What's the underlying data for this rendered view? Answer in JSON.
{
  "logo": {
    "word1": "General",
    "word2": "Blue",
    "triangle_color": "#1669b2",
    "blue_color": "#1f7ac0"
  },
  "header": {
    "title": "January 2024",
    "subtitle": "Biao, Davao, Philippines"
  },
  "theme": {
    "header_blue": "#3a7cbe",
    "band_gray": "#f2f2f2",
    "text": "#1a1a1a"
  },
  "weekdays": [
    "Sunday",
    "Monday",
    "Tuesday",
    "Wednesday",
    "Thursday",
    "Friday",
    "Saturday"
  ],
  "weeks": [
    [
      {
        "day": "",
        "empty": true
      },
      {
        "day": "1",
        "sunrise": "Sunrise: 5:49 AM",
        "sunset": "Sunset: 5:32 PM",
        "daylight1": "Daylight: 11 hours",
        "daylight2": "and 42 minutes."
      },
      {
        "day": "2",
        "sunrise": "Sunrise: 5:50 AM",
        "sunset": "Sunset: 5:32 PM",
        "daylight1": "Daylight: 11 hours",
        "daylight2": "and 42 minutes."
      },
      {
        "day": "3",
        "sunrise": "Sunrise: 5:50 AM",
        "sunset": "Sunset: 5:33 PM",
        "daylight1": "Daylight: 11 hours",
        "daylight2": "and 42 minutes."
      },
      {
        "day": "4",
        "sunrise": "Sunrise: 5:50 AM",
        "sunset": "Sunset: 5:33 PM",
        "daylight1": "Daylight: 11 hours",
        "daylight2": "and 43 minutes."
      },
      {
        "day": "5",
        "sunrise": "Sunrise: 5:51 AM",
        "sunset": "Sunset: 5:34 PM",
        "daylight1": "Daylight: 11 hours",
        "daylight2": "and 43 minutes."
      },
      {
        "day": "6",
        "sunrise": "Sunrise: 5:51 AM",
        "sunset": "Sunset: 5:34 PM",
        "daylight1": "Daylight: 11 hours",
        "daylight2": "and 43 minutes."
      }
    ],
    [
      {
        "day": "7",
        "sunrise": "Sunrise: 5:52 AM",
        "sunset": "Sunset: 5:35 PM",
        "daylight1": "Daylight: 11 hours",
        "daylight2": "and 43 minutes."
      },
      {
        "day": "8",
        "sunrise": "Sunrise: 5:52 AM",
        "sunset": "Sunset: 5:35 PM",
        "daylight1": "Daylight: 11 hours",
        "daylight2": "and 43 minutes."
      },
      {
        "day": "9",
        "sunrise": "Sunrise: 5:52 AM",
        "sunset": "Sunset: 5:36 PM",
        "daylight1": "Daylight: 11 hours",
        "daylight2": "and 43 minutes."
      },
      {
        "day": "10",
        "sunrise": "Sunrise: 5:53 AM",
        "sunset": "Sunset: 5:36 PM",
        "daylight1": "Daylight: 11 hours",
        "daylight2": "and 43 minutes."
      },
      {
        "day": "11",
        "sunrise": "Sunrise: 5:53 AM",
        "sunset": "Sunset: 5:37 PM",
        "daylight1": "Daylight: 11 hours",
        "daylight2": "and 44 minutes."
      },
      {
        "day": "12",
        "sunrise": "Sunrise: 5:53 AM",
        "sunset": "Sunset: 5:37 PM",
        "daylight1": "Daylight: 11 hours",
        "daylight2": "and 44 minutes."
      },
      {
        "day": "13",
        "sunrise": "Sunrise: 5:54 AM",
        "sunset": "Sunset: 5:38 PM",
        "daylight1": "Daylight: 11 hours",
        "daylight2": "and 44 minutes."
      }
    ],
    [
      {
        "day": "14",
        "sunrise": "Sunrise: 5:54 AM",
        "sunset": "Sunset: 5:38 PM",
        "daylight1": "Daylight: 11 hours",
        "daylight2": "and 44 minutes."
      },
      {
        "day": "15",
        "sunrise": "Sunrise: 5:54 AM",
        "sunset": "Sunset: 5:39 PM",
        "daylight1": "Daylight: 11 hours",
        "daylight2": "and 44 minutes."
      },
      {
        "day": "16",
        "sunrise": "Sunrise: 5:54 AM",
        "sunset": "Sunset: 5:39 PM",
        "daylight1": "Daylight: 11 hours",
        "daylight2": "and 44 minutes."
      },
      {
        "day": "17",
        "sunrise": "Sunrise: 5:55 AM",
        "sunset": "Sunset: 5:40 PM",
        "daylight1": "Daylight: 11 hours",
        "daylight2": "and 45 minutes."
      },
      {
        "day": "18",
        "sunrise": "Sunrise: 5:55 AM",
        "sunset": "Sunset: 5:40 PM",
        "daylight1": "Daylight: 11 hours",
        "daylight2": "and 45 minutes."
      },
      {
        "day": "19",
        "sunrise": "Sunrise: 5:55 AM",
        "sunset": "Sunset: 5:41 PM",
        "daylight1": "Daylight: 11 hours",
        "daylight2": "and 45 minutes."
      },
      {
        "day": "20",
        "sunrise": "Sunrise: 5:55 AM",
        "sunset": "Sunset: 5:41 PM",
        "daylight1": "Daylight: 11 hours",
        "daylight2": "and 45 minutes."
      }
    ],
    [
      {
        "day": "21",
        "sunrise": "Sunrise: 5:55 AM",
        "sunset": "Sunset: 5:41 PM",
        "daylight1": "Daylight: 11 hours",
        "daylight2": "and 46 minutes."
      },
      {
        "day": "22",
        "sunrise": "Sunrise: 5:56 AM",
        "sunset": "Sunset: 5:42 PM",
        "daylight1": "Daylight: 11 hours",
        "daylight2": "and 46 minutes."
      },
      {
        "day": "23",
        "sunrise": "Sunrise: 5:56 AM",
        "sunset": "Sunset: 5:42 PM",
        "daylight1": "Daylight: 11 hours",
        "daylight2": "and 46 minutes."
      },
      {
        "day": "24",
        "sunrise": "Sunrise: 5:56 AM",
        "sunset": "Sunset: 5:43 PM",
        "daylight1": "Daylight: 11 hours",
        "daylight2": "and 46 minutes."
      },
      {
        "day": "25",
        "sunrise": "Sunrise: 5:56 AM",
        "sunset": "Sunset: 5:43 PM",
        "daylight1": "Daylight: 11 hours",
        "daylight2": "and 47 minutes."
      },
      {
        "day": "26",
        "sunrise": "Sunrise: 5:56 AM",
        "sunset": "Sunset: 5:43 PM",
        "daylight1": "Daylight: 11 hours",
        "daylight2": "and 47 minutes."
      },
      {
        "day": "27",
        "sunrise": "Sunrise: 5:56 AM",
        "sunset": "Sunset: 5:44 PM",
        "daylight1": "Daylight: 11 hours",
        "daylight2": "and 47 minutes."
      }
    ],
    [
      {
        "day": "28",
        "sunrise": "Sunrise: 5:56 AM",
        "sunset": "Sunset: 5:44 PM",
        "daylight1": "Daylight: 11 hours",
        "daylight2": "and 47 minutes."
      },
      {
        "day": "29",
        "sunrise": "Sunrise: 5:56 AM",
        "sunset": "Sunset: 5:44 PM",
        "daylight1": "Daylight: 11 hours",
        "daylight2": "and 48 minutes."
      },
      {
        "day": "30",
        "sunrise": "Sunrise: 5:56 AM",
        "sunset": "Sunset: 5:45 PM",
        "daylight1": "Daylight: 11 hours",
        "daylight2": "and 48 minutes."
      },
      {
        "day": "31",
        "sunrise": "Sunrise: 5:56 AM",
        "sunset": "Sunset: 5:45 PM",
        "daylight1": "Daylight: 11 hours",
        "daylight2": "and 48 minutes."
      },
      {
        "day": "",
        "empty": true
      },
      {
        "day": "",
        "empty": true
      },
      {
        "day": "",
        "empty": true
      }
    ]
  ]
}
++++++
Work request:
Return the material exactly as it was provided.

Output below:
What's the underlying data for this rendered view? Answer in JSON.
{
  "logo": {
    "word1": "General",
    "word2": "Blue",
    "triangle_color": "#1669b2",
    "blue_color": "#1f7ac0"
  },
  "header": {
    "title": "January 2024",
    "subtitle": "Biao, Davao, Philippines"
  },
  "theme": {
    "header_blue": "#3a7cbe",
    "band_gray": "#f2f2f2",
    "text": "#1a1a1a"
  },
  "weekdays": [
    "Sunday",
    "Monday",
    "Tuesday",
    "Wednesday",
    "Thursday",
    "Friday",
    "Saturday"
  ],
  "weeks": [
    [
      {
        "day": "",
        "empty": true
      },
      {
        "day": "1",
        "sunrise": "Sunrise: 5:49 AM",
        "sunset": "Sunset: 5:32 PM",
        "daylight1": "Daylight: 11 hours",
        "daylight2": "and 42 minutes."
      },
      {
        "day": "2",
        "sunrise": "Sunrise: 5:50 AM",
        "sunset": "Sunset: 5:32 PM",
        "daylight1": "Daylight: 11 hours",
        "daylight2": "and 42 minutes."
      },
      {
        "day": "3",
        "sunrise": "Sunrise: 5:50 AM",
        "sunset": "Sunset: 5:33 PM",
        "daylight1": "Daylight: 11 hours",
        "daylight2": "and 42 minutes."
      },
      {
        "day": "4",
        "sunrise": "Sunrise: 5:50 AM",
        "sunset": "Sunset: 5:33 PM",
        "daylight1": "Daylight: 11 hours",
        "daylight2": "and 43 minutes."
      },
      {
        "day": "5",
        "sunrise": "Sunrise: 5:51 AM",
        "sunset": "Sunset: 5:34 PM",
        "daylight1": "Daylight: 11 hours",
        "daylight2": "and 43 minutes."
      },
      {
        "day": "6",
        "sunrise": "Sunrise: 5:51 AM",
        "sunset": "Sunset: 5:34 PM",
        "daylight1": "Daylight: 11 hours",
        "daylight2": "and 43 minutes."
      }
    ],
    [
      {
        "day": "7",
        "sunrise": "Sunrise: 5:52 AM",
        "sunset": "Sunset: 5:35 PM",
        "daylight1": "Daylight: 11 hours",
        "daylight2": "and 43 minutes."
      },
      {
        "day": "8",
        "sunrise": "Sunrise: 5:52 AM",
        "sunset": "Sunset: 5:35 PM",
        "daylight1": "Daylight: 11 hours",
        "daylight2": "and 43 minutes."
      },
      {
        "day": "9",
        "sunrise": "Sunrise: 5:52 AM",
        "sunset": "Sunset: 5:36 PM",
        "daylight1": "Daylight: 11 hours",
        "daylight2": "and 43 minutes."
      },
      {
        "day": "10",
        "sunrise": "Sunrise: 5:53 AM",
        "sunset": "Sunset: 5:36 PM",
        "daylight1": "Daylight: 11 hours",
        "daylight2": "and 43 minutes."
      },
      {
        "day": "11",
        "sunrise": "Sunrise: 5:53 AM",
        "sunset": "Sunset: 5:37 PM",
        "daylight1": "Daylight: 11 hours",
        "daylight2": "and 44 minutes."
      },
      {
        "day": "12",
        "sunrise": "Sunrise: 5:53 AM",
        "sunset": "Sunset: 5:37 PM",
        "daylight1": "Daylight: 11 hours",
        "daylight2": "and 44 minutes."
      },
      {
        "day": "13",
        "sunrise": "Sunrise: 5:54 AM",
        "sunset": "Sunset: 5:38 PM",
        "daylight1": "Daylight: 11 hours",
        "daylight2": "and 44 minutes."
      }
    ],
    [
      {
        "day": "14",
        "sunrise": "Sunrise: 5:54 AM",
        "sunset": "Sunset: 5:38 PM",
        "daylight1": "Daylight: 11 hours",
        "daylight2": "and 44 minutes."
      },
      {
        "day": "15",
        "sunrise": "Sunrise: 5:54 AM",
        "sunset": "Sunset: 5:39 PM",
        "daylight1": "Daylight: 11 hours",
        "daylight2": "and 44 minutes."
      },
      {
        "day": "16",
        "sunrise": "Sunrise: 5:54 AM",
        "sunset": "Sunset: 5:39 PM",
        "daylight1": "Daylight: 11 hours",
        "daylight2": "and 44 minutes."
      },
      {
        "day": "17",
        "sunrise": "Sunrise: 5:55 AM",
        "sunset": "Sunset: 5:40 PM",
        "daylight1": "Daylight: 11 hours",
        "daylight2": "and 45 minutes."
      },
      {
        "day": "18",
        "sunrise": "Sunrise: 5:55 AM",
        "sunset": "Sunset: 5:40 PM",
        "daylight1": "Daylight: 11 hours",
        "daylight2": "and 45 minutes."
      },
      {
        "day": "19",
        "sunrise": "Sunrise: 5:55 AM",
        "sunset": "Sunset: 5:41 PM",
        "daylight1": "Daylight: 11 hours",
        "daylight2": "and 45 minutes."
      },
      {
        "day": "20",
        "sunrise": "Sunrise: 5:55 AM",
        "sunset": "Sunset: 5:41 PM",
        "daylight1": "Daylight: 11 hours",
        "daylight2": "and 45 minutes."
      }
    ],
    [
      {
        "day": "21",
        "sunrise": "Sunrise: 5:55 AM",
        "sunset": "Sunset: 5:41 PM",
        "daylight1": "Daylight: 11 hours",
        "daylight2": "and 46 minutes."
      },
      {
        "day": "22",
        "sunrise": "Sunrise: 5:56 AM",
        "sunset": "Sunset: 5:42 PM",
        "daylight1": "Daylight: 11 hours",
        "daylight2": "and 46 minutes."
      },
      {
        "day": "23",
        "sunrise": "Sunrise: 5:56 AM",
        "sunset": "Sunset: 5:42 PM",
        "daylight1": "Daylight: 11 hours",
        "daylight2": "and 46 minutes."
      },
      {
        "day": "24",
        "sunrise": "Sunrise: 5:56 AM",
        "sunset": "Sunset: 5:43 PM",
        "daylight1": "Daylight: 11 hours",
        "daylight2": "and 46 minutes."
      },
      {
        "day": "25",
        "sunrise": "Sunrise: 5:56 AM",
        "sunset": "Sunset: 5:43 PM",
        "daylight1": "Daylight: 11 hours",
        "daylight2": "and 47 minutes."
      },
      {
        "day": "26",
        "sunrise": "Sunrise: 5:56 AM",
        "sunset": "Sunset: 5:43 PM",
        "daylight1": "Daylight: 11 hours",
        "daylight2": "and 47 minutes."
      },
      {
        "day": "27",
        "sunrise": "Sunrise: 5:56 AM",
        "sunset": "Sunset: 5:44 PM",
        "daylight1": "Daylight: 11 hours",
        "daylight2": "and 47 minutes."
      }
    ],
    [
      {
        "day": "28",
        "sunrise": "Sunrise: 5:56 AM",
        "sunset": "Sunset: 5:44 PM",
        "daylight1": "Daylight: 11 hours",
        "daylight2": "and 47 minutes."
      },
      {
        "day": "29",
        "sunrise": "Sunrise: 5:56 AM",
        "sunset": "Sunset: 5:44 PM",
        "daylight1": "Daylight: 11 hours",
        "daylight2": "and 48 minutes."
      },
      {
        "day": "30",
        "sunrise": "Sunrise: 5:56 AM",
        "sunset": "Sunset: 5:45 PM",
        "daylight1": "Daylight: 11 hours",
        "daylight2": "and 48 minutes."
      },
      {
        "day": "31",
        "sunrise": "Sunrise: 5:56 AM",
        "sunset": "Sunset: 5:45 PM",
        "daylight1": "Daylight: 11 hours",
        "daylight2": "and 48 minutes."
      },
      {
        "day": "",
        "empty": true
      },
      {
        "day": "",
        "empty": true
      },
      {
        "day": "",
        "empty": true
      }
    ]
  ]
}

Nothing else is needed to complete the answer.